iOttie, a manufacturer of mobile accessories and car mounts, warns that its website was hacked for nearly two months to steal credit card and personal information from online customers.
Mobile device car mounts, chargers, and other accessories are popularly manufactured by iOttie.
iOttie claims that they discovered on June 13 that its online store was compromised with malicious scripts between April 12, 2023, and June 2, according to a new data breach notification that was released yesterday.
“We believe that criminal e-skimming took place between June 2 and April 12, 2023. “However, the malicious code was removed on June 2, 2023, during a WordPress/plugin update,” the iOttie data breach notification warns.

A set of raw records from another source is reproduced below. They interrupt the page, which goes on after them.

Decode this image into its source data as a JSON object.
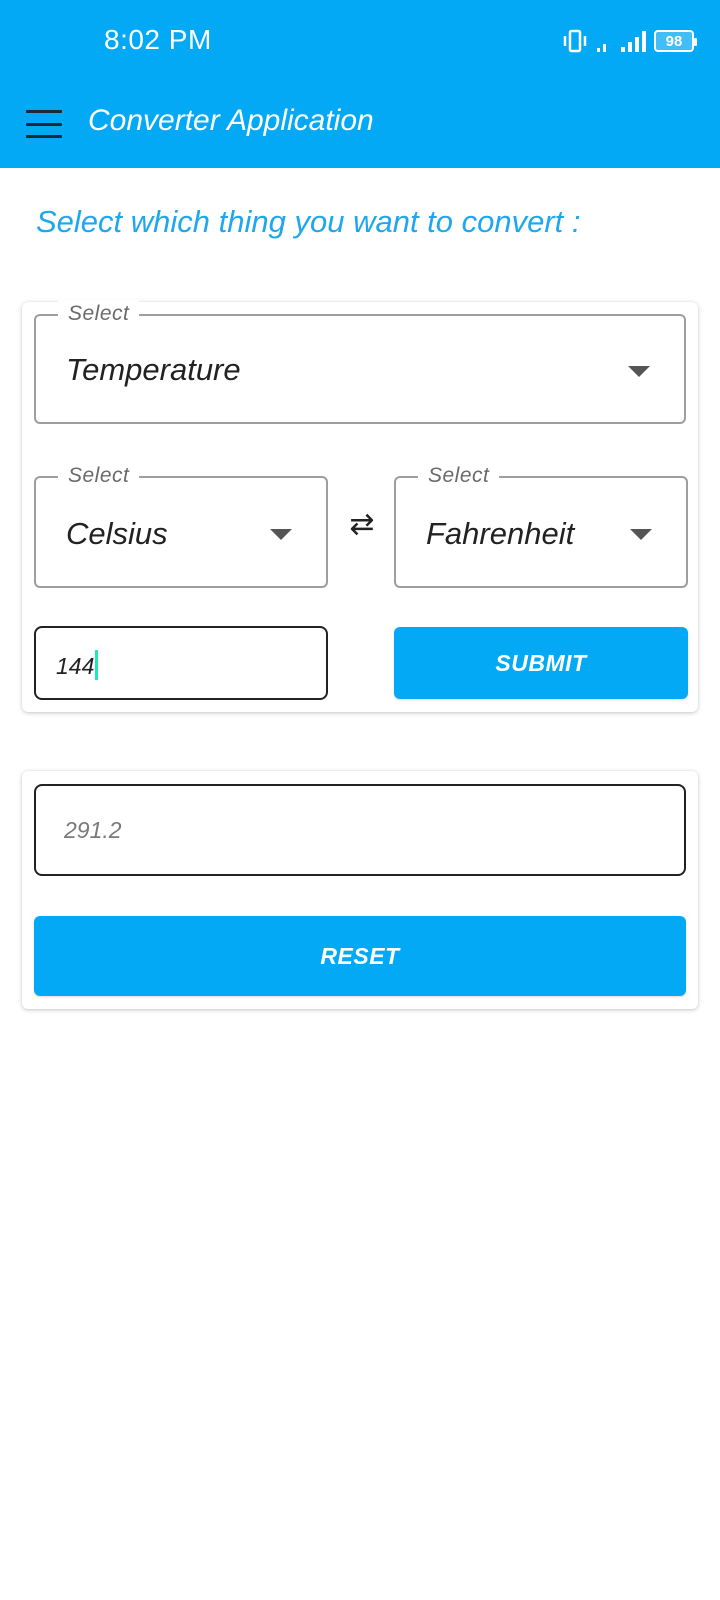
{
  "status_bar": {
    "time": "8:02 PM",
    "battery_level": "98",
    "icons": [
      "vibrate-icon",
      "wifi-signal-icon",
      "cell-signal-icon",
      "battery-icon"
    ]
  },
  "app_bar": {
    "title": "Converter Application",
    "menu_icon": "hamburger-menu-icon"
  },
  "heading": "Select which thing you want to convert :",
  "converter": {
    "type_select": {
      "label": "Select",
      "value": "Temperature"
    },
    "from_select": {
      "label": "Select",
      "value": "Celsius"
    },
    "swap_icon": "swap-arrows-icon",
    "to_select": {
      "label": "Select",
      "value": "Fahrenheit"
    },
    "input_value": "144",
    "submit_label": "SUBMIT"
  },
  "result": {
    "output_value": "291.2",
    "reset_label": "RESET"
  },
  "colors": {
    "primary": "#03a9f4",
    "heading_text": "#1ea7ef",
    "cursor": "#1de9b6"
  }
}
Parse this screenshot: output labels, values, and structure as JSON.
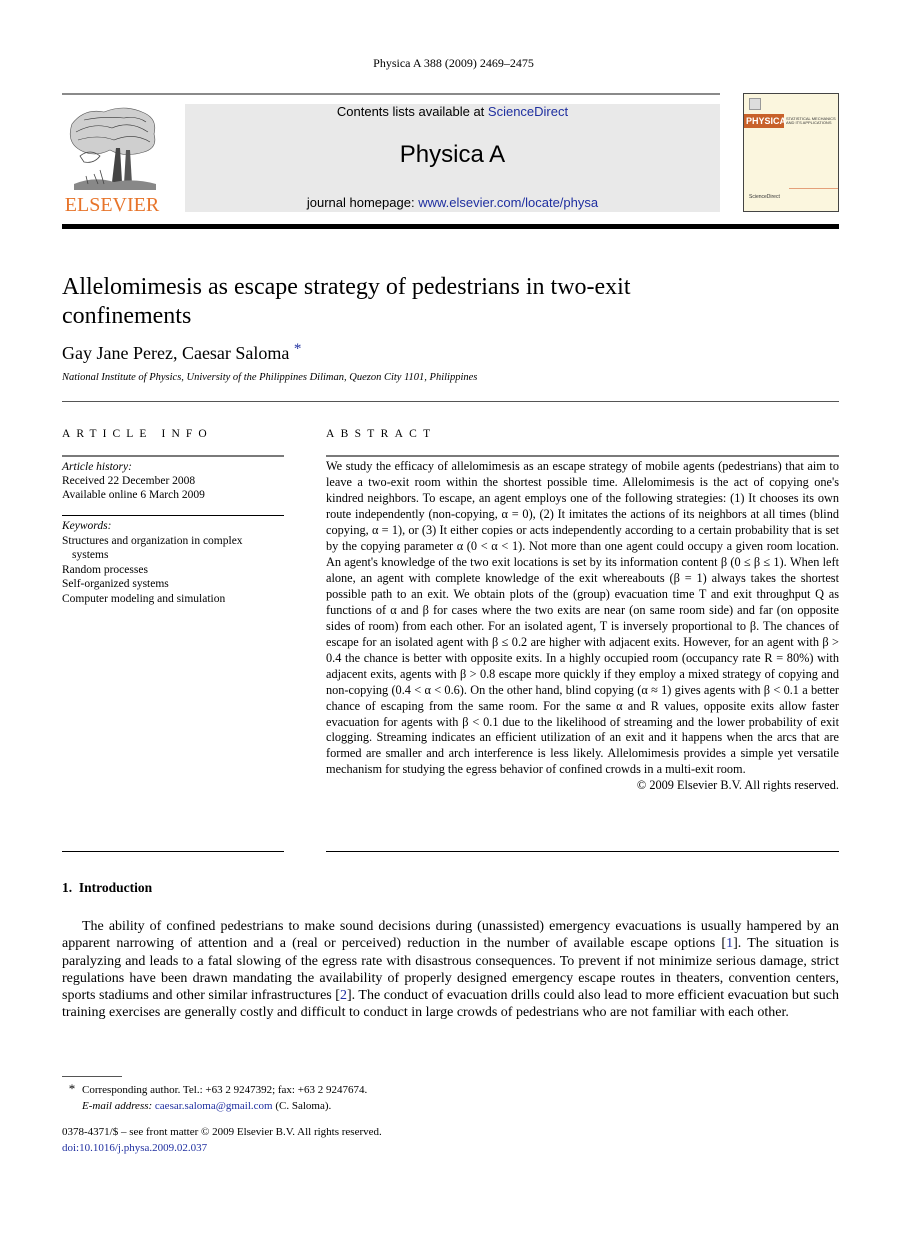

“However, they might have gotten your credit card information so that you could buy the product of our client online at www. iOttie.com.”
Although iOttie has not disclosed the number of affected customers, it has stated that financial account numbers, credit and debit card numbers, security codes, access codes, passwords, and PINs could have been stolen.
On dark web marketplaces, this data is either sold to other threat actors or used for financial fraud, identity theft, or both.
All iOttie customers who bought a product between April 12 and June 2 should keep an eye on their credit card statements and bank accounts for fraudulent activity because this attack could expose detailed information.
Although iOttie has not disclosed the method by which they were compromised, their online store is a WordPress site that utilizes the WooCommerce merchant plugin.
WordPress is one of the most frequently targeted website platforms by threat actors. WordPress plugins frequently contain vulnerabilities that make it possible to completely take over websites or inject malicious code into WordPress templates.
Since iOttie revealed that a plugin update removed the malicious code, the hackers probably exploited a WordPress plugin’s vulnerability to gain access to the website.
Several WordPress plugins, including Advanced Custom Fields, Elementor Pro, and cookie consent banners, have recently been compromised by threat actors.